THE HUMAN PROTEIN ATLAS BLOG

NIFK interacts with the proliferation marker Ki-67

2017-05-24
Cancer Cancer Atlas Image of the month Immunohistochemical staining KI-67 Melanoma Pathology Atlas Skin cancer

Skin with growth of a cutaneous melanoma expressing the protein NIFK.

Melanoma is a common form of cancer in the skin and among skin cancers it is the most deadly form. Melanoma originates from cells of melanocytic origin and most typically begins as a small intraepidermal tumor (melanoma in situ). As the tumor continues to grow and progress, tumor cells invade the epidermis and eventually spread to regional lymph nodes and subsequently via hematogenic spread to distant organs. Tumor thickness of the primary tumor is the most important determining prognostic factor and thus is early discovery of key importance for survival...Read more

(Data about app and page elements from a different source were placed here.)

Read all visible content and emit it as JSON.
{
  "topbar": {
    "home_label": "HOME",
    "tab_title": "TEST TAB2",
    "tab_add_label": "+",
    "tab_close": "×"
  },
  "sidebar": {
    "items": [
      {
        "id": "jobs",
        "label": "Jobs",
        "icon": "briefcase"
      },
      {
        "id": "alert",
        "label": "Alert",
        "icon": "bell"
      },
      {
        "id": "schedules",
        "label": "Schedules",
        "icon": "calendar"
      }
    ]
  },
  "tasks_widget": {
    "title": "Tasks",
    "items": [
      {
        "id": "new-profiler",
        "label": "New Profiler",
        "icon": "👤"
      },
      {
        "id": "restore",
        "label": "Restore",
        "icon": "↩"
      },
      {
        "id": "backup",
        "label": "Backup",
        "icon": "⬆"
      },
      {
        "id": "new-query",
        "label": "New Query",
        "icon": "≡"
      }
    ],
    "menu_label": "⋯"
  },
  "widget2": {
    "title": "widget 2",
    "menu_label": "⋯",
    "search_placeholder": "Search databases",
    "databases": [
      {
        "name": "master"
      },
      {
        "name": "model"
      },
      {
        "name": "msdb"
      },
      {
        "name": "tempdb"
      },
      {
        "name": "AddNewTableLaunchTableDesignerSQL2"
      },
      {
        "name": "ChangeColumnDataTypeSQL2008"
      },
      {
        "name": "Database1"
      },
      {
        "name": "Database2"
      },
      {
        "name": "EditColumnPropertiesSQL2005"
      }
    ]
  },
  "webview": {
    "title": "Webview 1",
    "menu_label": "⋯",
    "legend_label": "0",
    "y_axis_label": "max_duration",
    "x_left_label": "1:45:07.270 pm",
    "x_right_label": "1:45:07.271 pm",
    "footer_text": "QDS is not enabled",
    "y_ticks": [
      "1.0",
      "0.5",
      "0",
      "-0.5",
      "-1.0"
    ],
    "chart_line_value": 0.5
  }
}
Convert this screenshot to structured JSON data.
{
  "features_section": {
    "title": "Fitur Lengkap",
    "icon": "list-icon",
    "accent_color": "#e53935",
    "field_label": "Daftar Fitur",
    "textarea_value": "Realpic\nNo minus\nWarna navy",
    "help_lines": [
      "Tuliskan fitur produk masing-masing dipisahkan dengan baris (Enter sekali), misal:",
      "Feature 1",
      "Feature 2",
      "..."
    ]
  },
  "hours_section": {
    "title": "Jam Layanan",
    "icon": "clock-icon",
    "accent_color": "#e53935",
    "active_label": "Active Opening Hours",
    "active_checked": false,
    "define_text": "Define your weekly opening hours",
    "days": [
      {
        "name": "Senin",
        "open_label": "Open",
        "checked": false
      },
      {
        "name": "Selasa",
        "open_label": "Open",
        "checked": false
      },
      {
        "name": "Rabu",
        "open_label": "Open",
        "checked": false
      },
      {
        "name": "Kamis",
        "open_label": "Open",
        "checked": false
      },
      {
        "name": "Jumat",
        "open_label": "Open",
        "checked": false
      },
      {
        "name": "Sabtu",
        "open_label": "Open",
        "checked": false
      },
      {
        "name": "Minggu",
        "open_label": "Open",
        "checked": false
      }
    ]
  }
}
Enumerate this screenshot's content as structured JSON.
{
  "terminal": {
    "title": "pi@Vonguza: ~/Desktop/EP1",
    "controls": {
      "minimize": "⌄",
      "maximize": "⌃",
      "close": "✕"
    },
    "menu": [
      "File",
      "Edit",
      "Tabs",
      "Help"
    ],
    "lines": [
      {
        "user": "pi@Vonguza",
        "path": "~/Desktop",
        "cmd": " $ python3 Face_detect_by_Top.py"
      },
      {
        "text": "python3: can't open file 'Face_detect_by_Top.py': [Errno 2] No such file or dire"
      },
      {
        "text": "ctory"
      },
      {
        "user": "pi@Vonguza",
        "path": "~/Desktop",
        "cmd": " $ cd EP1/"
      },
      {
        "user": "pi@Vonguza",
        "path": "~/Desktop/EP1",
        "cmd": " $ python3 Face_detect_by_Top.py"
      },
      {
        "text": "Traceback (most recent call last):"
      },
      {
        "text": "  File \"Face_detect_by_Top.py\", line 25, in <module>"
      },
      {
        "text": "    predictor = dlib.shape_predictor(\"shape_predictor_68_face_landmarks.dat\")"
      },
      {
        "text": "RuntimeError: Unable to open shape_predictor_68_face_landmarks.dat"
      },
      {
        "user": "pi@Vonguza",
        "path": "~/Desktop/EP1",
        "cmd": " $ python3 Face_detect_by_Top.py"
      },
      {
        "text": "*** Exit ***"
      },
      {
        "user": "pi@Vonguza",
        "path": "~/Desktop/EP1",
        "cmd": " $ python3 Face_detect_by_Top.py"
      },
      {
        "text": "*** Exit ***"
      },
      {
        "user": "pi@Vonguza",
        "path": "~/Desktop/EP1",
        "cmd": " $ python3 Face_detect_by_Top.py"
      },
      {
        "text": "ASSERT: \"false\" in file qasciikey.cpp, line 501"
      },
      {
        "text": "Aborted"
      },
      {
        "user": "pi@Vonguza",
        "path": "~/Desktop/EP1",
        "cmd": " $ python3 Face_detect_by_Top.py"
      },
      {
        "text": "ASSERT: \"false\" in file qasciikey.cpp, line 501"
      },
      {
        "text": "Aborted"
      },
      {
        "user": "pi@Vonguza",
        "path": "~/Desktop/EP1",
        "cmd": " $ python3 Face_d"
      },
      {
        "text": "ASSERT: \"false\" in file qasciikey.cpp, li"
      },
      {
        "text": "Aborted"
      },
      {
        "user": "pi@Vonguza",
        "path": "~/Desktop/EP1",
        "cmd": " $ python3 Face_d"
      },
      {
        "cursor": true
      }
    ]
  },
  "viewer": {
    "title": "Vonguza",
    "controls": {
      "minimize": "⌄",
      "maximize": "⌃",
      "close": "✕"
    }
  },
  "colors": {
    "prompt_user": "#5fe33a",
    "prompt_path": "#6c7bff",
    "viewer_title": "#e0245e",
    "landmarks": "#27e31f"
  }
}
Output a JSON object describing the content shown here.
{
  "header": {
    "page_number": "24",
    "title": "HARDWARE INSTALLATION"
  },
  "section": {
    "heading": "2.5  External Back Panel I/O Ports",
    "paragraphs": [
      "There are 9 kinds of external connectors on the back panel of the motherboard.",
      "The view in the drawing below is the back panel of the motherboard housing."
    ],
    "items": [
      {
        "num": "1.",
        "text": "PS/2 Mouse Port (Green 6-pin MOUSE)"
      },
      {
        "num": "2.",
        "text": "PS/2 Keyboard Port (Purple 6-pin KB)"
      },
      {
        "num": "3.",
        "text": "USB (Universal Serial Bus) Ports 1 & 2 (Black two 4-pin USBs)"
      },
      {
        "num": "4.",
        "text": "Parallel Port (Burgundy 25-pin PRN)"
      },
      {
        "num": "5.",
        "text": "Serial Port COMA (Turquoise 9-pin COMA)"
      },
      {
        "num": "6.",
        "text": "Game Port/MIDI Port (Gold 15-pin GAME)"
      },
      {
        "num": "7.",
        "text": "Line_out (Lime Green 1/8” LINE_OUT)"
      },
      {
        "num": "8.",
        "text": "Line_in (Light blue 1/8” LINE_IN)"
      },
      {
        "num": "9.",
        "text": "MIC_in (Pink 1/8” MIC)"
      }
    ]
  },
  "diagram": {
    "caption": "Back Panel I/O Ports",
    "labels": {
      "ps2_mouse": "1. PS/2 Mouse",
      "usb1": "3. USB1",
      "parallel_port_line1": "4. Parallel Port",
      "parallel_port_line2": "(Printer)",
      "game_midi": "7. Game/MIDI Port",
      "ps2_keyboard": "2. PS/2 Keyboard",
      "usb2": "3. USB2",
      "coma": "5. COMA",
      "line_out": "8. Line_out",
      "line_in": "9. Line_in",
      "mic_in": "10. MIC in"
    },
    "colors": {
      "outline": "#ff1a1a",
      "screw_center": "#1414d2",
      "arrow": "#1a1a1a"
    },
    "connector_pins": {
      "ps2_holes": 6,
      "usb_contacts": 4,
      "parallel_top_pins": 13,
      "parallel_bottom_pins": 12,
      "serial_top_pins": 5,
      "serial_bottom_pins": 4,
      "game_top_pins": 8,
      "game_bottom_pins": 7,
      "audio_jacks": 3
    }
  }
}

Keynote lecture - 6th Pharmaceutical Science World

2017-05-19
Drug development Human Protein Atlas

  

Mathias Uhlen, Director of the Human Protein Atlas program, will present a keynote lecture on May 23 entitled "Tissue-based protein profiles – implications for human biology, drug development and precision medicine " on the 6th Pharmaceutical Science World Congress (PSWC 2017) in Stockholm, Sweden.

The focus of this year´s world congress will be " Future medicine for one world " including research and development related to systems approaches to drug discovery development and clinical usage...Read more


Cell image analysis challenge at CYTO 2017

2017-05-18

In a time when vast amounts of bioimaging data are produced in labs around the globe every day, effectively extracting salient information from this growing resource is paramount to understanding complex biological questions. In December 2016 the Cell Atlas was released, mapping the subcellular localization of over 12,000 human proteins and counting. As a part of this effort, gamers within EVE online and scientists in the HPA annotated the subcellular localization of each protein. This has created a massive high-quality atlas of microscopy images together with their subcellular protein localization annotations...Read more


A subcellular map of the human proteome

2017-05-12
Cell Atlas Immunocytochemistry Immunofluorescence Organelle Science

30 organelles and substructures are annotated in the Cell Atlas.

The Cell Atlas database was just recently released with data on more than 12.000 proteins and mapping to 30 organelles. Today, the scientific findings are published in Science in "A subcellular map of the humanproteome".

The cell is a complex entity that carries out multiple functions. In order to do this, the different parts of the cells are organized in structures, called organelles. By investigating the organelles and its proteome, and to understand how the proteins vary over time and space we can truly begin to understand human biology on a detailed level...Read more


Welcome to Tissue Atlas Image of the month!

2017-05-05
Brain Image of the week Immunohistochemistry Pituitary gland Tissue Atlas

Today, you will be introduced to the master gland in the body - the pituitary gland.

The pituitary gland plays a crucial role in human physiology, and together with the hypothalamus this highly conserved and elegant system form a link between the nervous and endocrine system, by controlling the functions of the thyroid, adrenal glands, and the gonads, and also regulating growth, lactation, and water preservation.

The pituitary gland, also called hypophysis, consists of two separate lobes with dual embryonic origin; the anterior (adeno) pituitary gland originates from the oral cavity, and the posterior (neural) pituitary gland develops from the neural plate...Read more